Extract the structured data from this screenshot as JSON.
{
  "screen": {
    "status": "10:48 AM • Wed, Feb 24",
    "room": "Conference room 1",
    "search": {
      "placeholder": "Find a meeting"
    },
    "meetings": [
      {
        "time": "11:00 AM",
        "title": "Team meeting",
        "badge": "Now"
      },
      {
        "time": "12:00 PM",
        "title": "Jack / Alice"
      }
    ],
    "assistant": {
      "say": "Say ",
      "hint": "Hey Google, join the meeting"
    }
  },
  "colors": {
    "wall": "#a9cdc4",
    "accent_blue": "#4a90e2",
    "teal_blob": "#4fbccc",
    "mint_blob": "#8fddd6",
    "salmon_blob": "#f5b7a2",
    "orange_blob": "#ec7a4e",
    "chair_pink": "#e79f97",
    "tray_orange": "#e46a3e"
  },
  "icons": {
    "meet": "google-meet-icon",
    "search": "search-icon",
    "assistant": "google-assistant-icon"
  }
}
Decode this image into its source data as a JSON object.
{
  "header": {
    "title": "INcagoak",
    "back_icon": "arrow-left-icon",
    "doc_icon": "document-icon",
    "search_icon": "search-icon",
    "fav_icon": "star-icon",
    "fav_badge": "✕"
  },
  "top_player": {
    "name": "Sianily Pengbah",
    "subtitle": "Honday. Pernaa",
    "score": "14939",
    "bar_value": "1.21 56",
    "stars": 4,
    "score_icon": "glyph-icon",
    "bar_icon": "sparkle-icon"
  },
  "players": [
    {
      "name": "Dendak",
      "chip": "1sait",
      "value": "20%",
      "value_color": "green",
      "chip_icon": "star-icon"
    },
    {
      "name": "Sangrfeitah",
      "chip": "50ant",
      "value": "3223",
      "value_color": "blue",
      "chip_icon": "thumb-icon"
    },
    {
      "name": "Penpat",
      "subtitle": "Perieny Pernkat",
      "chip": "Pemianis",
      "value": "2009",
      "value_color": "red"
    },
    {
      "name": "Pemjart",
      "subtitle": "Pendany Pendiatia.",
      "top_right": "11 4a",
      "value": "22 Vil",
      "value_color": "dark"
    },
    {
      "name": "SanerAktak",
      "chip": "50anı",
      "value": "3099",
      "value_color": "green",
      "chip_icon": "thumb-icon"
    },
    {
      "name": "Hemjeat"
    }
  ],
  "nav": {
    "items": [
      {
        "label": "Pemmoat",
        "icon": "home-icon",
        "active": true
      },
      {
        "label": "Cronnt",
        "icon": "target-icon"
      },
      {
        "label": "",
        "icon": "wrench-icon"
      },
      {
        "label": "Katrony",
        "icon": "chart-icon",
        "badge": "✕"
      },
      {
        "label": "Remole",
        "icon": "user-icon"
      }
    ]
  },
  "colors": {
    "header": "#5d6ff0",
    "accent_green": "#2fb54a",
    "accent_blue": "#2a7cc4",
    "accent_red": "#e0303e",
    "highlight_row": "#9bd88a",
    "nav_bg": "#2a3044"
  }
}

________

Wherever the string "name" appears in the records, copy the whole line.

#### [Response to the exercise]
    "name": "Sianily Pengbah",
      "name": "Dendak",
      "name": "Sangrfeitah",
      "name": "Penpat",
      "name": "Pemjart",
      "name": "SanerAktak",
      "name": "Hemjeat"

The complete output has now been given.